App and web page records:
□ □ □ □ □ □ □

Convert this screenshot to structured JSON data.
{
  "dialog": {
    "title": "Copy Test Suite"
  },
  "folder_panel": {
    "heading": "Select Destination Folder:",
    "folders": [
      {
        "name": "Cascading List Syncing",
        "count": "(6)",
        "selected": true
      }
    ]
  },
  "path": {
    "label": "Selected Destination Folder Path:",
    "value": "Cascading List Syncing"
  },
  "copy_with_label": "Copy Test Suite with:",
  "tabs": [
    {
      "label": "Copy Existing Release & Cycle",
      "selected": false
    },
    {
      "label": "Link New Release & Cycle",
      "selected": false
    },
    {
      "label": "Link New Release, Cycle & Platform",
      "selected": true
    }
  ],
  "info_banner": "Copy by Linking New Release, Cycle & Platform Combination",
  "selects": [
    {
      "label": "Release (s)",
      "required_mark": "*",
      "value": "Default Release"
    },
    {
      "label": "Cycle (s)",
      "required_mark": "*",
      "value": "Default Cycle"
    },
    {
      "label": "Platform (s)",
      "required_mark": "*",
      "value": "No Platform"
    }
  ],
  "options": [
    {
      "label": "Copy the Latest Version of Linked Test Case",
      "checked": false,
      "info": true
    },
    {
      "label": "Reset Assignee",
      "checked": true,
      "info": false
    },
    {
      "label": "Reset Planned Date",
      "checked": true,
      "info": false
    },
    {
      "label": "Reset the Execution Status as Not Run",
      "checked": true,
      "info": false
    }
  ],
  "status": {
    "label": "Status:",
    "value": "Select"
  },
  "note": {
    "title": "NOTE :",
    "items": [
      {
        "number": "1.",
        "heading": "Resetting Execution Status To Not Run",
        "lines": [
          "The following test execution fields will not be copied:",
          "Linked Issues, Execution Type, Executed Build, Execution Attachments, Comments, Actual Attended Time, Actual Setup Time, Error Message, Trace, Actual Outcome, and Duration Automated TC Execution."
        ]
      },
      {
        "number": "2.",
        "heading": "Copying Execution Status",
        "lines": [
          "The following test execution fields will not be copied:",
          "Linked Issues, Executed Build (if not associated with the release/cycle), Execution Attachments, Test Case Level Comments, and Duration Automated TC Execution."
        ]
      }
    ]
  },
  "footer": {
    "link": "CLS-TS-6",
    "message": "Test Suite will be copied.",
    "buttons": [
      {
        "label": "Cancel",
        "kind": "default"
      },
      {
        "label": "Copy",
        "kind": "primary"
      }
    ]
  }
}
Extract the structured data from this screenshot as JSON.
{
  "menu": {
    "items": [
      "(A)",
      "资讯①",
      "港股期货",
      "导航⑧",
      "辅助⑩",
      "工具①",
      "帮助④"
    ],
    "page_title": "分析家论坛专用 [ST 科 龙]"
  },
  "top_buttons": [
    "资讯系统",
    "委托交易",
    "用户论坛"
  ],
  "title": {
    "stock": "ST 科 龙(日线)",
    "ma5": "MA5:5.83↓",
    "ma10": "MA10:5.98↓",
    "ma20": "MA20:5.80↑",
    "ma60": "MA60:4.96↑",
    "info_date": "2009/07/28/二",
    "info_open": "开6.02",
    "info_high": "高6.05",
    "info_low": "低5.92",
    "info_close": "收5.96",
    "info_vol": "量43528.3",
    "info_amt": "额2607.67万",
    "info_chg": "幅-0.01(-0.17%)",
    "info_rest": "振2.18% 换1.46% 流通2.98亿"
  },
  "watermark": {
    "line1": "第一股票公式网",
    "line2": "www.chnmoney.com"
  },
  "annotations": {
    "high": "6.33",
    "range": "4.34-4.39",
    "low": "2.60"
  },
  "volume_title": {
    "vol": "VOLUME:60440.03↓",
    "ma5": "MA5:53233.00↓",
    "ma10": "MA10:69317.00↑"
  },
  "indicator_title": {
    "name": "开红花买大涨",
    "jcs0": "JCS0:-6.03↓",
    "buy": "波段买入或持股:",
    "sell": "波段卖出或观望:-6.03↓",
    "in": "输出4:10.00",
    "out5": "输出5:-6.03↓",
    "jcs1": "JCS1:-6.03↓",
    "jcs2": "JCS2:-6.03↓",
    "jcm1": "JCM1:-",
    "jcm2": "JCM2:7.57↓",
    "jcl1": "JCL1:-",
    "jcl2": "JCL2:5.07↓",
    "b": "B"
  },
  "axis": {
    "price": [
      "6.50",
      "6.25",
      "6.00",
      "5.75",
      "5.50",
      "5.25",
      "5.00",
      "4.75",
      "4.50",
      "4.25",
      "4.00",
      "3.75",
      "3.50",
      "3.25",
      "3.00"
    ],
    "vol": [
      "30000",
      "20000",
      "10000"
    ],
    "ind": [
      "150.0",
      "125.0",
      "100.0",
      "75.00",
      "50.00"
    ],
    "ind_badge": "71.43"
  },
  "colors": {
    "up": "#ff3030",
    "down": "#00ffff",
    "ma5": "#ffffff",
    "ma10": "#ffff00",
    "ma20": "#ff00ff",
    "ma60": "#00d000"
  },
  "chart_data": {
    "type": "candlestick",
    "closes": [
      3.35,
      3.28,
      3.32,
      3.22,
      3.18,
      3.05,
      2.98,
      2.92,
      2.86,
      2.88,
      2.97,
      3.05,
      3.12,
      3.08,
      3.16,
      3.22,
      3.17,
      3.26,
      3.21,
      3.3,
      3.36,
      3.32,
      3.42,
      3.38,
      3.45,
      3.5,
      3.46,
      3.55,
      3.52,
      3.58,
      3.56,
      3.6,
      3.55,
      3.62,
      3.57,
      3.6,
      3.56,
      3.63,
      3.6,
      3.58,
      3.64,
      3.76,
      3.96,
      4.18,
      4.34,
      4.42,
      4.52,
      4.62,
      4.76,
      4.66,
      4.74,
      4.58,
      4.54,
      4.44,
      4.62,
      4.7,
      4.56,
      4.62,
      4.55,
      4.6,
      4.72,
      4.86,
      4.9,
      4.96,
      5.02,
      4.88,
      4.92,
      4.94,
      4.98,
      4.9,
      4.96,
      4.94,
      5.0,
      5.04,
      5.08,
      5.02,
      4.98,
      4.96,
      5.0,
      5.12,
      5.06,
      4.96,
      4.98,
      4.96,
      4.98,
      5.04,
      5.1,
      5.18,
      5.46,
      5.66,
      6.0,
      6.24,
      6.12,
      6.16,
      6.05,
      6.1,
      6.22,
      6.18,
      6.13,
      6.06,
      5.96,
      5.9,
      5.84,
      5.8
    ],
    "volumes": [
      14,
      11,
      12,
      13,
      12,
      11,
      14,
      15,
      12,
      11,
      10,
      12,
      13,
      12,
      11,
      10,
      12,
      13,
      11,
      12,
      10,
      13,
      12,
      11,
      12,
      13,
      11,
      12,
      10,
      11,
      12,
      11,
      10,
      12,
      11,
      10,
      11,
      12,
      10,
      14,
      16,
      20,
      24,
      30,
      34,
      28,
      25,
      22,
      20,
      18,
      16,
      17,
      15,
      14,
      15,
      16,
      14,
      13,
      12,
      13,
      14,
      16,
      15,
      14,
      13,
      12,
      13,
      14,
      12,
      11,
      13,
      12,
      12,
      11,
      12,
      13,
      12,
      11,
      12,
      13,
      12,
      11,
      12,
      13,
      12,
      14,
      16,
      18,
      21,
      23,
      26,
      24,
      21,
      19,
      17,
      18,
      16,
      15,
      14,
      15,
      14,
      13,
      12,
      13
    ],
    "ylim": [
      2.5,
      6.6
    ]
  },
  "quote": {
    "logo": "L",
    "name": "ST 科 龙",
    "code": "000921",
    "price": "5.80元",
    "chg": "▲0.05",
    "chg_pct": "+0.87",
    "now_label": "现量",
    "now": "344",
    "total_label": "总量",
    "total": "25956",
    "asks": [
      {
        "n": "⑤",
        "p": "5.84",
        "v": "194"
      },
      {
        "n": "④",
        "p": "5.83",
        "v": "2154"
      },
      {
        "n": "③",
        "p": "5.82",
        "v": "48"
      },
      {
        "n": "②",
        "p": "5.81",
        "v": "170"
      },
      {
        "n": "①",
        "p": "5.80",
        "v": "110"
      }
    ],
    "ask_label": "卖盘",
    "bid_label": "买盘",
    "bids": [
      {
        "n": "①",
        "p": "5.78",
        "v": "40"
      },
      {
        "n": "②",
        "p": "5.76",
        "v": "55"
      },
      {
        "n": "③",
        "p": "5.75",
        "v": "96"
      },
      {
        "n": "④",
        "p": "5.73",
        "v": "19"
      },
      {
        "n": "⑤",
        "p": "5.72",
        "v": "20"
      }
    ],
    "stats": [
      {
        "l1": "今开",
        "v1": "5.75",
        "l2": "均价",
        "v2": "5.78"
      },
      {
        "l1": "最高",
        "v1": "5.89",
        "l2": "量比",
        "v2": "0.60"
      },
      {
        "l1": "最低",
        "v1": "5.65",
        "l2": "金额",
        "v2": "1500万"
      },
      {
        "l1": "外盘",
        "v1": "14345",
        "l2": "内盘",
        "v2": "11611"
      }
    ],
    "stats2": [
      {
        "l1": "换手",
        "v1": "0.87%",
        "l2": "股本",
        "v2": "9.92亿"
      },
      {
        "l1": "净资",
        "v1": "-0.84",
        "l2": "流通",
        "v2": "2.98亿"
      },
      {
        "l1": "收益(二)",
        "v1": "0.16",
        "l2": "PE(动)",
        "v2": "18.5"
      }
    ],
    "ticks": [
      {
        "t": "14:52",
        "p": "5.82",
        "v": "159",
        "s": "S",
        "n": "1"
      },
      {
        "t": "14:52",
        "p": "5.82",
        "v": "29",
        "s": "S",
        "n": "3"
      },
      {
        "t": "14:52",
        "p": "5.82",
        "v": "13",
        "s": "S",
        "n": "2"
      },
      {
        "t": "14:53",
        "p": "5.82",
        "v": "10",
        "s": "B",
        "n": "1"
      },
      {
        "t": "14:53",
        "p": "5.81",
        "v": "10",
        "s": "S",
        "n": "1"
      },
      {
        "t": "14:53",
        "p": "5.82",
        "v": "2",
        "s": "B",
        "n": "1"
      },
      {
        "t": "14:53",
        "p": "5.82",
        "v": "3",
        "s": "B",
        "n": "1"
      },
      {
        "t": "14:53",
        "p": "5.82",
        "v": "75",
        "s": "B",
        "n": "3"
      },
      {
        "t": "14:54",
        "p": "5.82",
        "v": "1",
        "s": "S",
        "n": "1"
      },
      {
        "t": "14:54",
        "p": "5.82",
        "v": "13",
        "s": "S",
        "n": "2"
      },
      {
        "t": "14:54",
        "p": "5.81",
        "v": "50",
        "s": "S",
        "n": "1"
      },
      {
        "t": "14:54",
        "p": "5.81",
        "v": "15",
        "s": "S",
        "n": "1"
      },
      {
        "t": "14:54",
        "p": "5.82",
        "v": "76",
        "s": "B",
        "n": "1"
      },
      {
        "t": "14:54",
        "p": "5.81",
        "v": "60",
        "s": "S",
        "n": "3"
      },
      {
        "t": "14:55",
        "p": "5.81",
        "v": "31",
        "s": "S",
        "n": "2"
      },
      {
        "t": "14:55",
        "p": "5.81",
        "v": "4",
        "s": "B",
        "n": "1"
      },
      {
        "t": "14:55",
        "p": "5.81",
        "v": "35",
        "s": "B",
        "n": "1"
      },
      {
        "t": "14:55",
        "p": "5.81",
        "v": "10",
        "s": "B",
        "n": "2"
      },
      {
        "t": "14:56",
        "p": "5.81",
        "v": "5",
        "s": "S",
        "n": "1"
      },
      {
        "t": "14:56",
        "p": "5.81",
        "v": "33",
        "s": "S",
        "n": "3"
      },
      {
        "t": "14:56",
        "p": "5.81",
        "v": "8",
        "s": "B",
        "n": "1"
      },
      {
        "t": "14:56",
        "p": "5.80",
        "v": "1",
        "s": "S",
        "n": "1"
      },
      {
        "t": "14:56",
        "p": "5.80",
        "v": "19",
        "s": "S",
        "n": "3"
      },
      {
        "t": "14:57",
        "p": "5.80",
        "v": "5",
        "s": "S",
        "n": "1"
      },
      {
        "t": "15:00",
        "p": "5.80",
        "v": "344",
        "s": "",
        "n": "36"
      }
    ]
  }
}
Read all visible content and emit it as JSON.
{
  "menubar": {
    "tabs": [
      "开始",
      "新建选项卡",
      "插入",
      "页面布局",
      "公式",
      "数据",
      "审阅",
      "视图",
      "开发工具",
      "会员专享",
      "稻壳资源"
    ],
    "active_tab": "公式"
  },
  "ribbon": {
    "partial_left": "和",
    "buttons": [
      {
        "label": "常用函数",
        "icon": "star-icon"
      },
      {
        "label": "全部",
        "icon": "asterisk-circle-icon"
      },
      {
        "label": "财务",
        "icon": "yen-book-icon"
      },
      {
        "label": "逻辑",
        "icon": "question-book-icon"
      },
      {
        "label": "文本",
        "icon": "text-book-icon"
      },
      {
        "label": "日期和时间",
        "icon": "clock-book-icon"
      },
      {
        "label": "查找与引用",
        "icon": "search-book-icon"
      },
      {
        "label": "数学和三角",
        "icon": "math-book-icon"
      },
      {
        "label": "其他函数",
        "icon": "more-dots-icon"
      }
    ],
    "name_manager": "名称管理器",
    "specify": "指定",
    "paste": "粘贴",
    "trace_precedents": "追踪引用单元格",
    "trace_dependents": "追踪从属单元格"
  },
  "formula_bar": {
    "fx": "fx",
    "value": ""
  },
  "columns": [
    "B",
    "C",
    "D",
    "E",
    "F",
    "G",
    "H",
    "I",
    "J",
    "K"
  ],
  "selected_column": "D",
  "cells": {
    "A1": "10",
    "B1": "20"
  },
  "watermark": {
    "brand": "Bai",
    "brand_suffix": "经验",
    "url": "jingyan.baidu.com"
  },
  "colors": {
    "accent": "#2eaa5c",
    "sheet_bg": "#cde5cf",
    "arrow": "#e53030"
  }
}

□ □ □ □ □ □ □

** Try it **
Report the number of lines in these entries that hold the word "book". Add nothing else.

** Solution **
6